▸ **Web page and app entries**
■ ■ ■ ■ ■
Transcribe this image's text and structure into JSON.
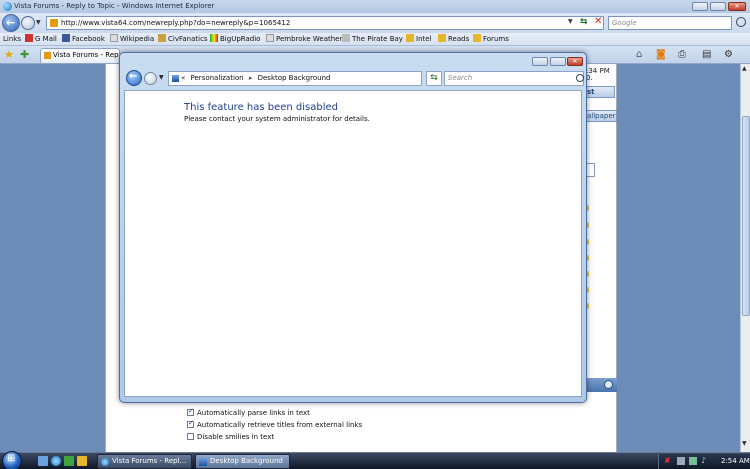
{
  "ie": {
    "title": "Vista Forums - Reply to Topic - Windows Internet Explorer",
    "url": "http://www.vista64.com/newreply.php?do=newreply&p=1065412",
    "search_placeholder": "Google",
    "links_label": "Links",
    "links": [
      "G Mail",
      "Facebook",
      "Wikipedia",
      "CivFanatics",
      "BigUpRadio",
      "Pembroke Weather",
      "The Pirate Bay",
      "Intel",
      "Reads",
      "Forums"
    ],
    "tab_label": "Vista Forums - Reply..."
  },
  "forum_background": {
    "post_time": ":34 PM",
    "post_date": "0.",
    "fragment_st": "st",
    "fragment_wallpaper": "allpaper",
    "options": [
      {
        "label": "Automatically parse links in text",
        "checked": true
      },
      {
        "label": "Automatically retrieve titles from external links",
        "checked": true
      },
      {
        "label": "Disable smilies in text",
        "checked": false
      }
    ]
  },
  "control_panel": {
    "breadcrumb": [
      "Personalization",
      "Desktop Background"
    ],
    "breadcrumb_lead": "«",
    "search_placeholder": "Search",
    "disabled_title": "This feature has been disabled",
    "disabled_message": "Please contact your system administrator for details."
  },
  "taskbar": {
    "tasks": [
      "Vista Forums - Repl...",
      "Desktop Background"
    ],
    "clock": "2:54 AM"
  },
  "colors": {
    "link_blue": "#1e3f8f",
    "desktop": "#6b8fba"
  }
}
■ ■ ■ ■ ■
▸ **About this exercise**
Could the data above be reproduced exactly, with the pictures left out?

▸ **Reply**
Transcribe this image's text and structure into JSON.
{
  "ie": {
    "title": "Vista Forums - Reply to Topic - Windows Internet Explorer",
    "url": "http://www.vista64.com/newreply.php?do=newreply&p=1065412",
    "search_placeholder": "Google",
    "links_label": "Links",
    "links": [
      "G Mail",
      "Facebook",
      "Wikipedia",
      "CivFanatics",
      "BigUpRadio",
      "Pembroke Weather",
      "The Pirate Bay",
      "Intel",
      "Reads",
      "Forums"
    ],
    "tab_label": "Vista Forums - Reply..."
  },
  "forum_background": {
    "post_time": ":34 PM",
    "post_date": "0.",
    "fragment_st": "st",
    "fragment_wallpaper": "allpaper",
    "options": [
      {
        "label": "Automatically parse links in text",
        "checked": true
      },
      {
        "label": "Automatically retrieve titles from external links",
        "checked": true
      },
      {
        "label": "Disable smilies in text",
        "checked": false
      }
    ]
  },
  "control_panel": {
    "breadcrumb": [
      "Personalization",
      "Desktop Background"
    ],
    "breadcrumb_lead": "«",
    "search_placeholder": "Search",
    "disabled_title": "This feature has been disabled",
    "disabled_message": "Please contact your system administrator for details."
  },
  "taskbar": {
    "tasks": [
      "Vista Forums - Repl...",
      "Desktop Background"
    ],
    "clock": "2:54 AM"
  },
  "colors": {
    "link_blue": "#1e3f8f",
    "desktop": "#6b8fba"
  }
}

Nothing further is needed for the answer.